*EXERCISE*:
Whenever a line in the entries below contains "this", copy that line.

[[ DATA PROVIDED, beginning ]]

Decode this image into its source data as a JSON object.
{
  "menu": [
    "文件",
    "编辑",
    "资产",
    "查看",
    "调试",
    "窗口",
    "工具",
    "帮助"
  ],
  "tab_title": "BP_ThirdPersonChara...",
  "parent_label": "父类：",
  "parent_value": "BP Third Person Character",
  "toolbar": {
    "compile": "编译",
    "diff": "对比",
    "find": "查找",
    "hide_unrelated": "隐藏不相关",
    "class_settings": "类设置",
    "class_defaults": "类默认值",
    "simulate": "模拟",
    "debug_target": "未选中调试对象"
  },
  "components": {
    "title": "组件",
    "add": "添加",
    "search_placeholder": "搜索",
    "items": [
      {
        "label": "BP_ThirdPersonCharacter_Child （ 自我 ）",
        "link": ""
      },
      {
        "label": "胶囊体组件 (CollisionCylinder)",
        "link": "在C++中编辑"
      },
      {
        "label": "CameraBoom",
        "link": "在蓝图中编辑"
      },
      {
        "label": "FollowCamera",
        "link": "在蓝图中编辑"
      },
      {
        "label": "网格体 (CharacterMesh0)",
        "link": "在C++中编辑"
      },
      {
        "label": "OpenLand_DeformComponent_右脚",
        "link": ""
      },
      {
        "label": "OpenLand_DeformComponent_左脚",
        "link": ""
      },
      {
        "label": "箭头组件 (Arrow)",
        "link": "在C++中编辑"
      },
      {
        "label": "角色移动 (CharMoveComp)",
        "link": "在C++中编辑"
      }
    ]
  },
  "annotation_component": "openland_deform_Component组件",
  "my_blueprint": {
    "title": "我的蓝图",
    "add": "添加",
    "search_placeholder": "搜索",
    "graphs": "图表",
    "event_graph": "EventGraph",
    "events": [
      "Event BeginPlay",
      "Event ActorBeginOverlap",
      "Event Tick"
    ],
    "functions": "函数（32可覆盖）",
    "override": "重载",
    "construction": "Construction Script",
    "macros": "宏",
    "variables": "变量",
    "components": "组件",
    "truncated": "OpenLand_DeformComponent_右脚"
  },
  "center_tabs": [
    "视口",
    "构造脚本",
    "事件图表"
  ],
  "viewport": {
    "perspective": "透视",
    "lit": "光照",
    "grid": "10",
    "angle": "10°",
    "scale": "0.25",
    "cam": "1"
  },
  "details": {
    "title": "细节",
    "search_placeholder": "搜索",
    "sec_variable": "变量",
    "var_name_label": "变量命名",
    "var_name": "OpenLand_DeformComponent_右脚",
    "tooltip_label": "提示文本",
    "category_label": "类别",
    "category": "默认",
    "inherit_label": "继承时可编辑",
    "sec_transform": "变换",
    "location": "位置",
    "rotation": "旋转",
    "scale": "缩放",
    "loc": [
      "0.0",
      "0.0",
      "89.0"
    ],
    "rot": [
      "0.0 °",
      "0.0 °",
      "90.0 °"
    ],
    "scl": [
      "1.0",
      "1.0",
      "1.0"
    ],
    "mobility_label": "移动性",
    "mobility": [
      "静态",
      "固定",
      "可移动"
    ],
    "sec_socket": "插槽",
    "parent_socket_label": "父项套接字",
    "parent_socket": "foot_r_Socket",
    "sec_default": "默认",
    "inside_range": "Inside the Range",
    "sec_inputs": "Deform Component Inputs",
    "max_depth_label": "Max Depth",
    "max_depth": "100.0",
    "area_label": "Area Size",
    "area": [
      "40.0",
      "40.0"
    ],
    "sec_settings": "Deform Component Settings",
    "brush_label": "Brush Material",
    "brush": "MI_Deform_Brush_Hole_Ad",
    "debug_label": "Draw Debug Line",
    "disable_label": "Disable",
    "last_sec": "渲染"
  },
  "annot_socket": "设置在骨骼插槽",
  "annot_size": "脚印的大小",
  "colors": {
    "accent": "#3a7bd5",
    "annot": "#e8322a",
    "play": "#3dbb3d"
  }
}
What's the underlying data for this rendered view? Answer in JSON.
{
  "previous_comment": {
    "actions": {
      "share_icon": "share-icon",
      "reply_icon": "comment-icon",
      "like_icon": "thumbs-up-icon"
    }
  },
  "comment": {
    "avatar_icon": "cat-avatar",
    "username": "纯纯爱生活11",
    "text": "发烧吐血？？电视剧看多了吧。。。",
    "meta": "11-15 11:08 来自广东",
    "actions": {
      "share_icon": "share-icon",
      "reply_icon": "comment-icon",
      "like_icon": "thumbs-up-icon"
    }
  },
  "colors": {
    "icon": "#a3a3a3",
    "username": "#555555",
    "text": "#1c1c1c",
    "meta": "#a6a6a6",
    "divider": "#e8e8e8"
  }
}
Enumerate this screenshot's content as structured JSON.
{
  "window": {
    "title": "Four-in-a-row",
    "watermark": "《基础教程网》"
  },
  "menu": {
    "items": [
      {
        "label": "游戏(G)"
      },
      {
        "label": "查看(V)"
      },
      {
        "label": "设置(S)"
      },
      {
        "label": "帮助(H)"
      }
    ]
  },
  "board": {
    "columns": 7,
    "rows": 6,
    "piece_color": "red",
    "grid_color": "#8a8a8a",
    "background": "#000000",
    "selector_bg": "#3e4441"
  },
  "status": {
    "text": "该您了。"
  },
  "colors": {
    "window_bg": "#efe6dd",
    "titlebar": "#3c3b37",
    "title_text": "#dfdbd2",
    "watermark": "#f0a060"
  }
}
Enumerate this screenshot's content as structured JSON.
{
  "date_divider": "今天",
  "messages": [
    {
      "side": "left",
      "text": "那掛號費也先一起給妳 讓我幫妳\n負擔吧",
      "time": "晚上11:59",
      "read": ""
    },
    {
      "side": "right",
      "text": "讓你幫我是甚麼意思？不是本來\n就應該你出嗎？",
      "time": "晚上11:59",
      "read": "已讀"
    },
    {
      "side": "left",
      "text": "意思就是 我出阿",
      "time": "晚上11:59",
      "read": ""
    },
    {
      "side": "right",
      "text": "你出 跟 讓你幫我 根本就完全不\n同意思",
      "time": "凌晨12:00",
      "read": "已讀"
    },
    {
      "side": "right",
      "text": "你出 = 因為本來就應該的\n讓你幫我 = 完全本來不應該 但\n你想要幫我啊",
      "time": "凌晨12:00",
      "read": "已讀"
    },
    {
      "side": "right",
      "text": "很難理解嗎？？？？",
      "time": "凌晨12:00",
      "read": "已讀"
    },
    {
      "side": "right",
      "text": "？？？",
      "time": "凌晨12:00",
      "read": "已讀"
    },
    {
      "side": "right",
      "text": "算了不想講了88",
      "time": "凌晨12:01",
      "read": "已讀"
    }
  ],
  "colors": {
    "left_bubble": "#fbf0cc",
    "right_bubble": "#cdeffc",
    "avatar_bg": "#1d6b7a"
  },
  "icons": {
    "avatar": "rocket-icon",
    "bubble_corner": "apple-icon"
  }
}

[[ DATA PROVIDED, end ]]

*RESPONSE AREA*:
Decode this image into its source data as a JSON object.
What's the underlying data for this rendered view? Answer in JSON.
Enumerate this screenshot's content as structured JSON.
Enumerate this screenshot's content as structured JSON.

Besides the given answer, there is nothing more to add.